● Task instructions: Work out how many lines of the material contain the string "link"; the answer is that number only.

====== Task data ======

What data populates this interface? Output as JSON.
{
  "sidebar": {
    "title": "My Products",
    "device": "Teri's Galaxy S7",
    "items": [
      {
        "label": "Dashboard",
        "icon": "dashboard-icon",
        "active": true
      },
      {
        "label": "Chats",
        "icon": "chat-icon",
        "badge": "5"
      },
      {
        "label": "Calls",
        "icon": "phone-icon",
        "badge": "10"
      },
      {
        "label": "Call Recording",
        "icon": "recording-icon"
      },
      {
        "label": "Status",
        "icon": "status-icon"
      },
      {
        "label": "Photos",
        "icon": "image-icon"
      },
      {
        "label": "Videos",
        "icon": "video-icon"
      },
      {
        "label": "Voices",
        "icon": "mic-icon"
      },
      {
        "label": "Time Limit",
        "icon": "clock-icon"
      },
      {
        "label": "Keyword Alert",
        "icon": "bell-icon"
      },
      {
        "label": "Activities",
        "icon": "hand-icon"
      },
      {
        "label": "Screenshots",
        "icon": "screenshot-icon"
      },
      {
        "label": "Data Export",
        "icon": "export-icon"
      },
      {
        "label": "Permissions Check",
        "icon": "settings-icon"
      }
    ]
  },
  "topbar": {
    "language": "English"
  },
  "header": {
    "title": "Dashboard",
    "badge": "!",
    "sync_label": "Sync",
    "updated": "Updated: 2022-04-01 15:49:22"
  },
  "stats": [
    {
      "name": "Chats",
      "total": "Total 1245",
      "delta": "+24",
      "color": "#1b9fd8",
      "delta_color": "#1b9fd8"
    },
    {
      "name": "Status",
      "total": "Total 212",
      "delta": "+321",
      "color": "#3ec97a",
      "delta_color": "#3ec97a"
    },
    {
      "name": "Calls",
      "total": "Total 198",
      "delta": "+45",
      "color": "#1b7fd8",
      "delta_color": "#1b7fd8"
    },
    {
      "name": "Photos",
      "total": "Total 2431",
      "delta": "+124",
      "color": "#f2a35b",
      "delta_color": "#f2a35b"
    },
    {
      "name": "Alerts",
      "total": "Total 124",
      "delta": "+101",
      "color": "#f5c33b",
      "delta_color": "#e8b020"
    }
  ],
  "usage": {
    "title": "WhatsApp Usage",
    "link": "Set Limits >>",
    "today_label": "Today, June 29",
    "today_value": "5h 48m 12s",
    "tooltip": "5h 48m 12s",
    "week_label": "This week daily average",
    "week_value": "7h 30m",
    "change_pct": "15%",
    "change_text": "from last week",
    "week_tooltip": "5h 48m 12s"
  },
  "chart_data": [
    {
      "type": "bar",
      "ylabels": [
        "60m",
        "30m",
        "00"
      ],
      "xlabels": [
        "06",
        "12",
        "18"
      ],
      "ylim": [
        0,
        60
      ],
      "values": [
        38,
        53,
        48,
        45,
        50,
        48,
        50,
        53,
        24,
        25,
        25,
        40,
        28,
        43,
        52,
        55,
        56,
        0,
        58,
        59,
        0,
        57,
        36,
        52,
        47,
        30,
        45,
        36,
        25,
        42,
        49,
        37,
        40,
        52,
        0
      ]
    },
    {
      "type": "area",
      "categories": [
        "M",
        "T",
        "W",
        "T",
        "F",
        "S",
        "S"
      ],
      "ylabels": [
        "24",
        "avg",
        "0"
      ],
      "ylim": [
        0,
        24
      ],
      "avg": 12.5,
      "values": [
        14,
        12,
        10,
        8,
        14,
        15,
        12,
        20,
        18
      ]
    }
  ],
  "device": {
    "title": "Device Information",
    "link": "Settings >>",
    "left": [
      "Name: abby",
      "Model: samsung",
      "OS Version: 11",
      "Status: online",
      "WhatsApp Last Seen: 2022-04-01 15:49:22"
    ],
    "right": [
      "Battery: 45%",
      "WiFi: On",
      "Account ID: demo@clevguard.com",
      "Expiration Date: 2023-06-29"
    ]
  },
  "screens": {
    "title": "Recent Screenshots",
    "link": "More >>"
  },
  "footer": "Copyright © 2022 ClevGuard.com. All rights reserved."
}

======

● The answer: 3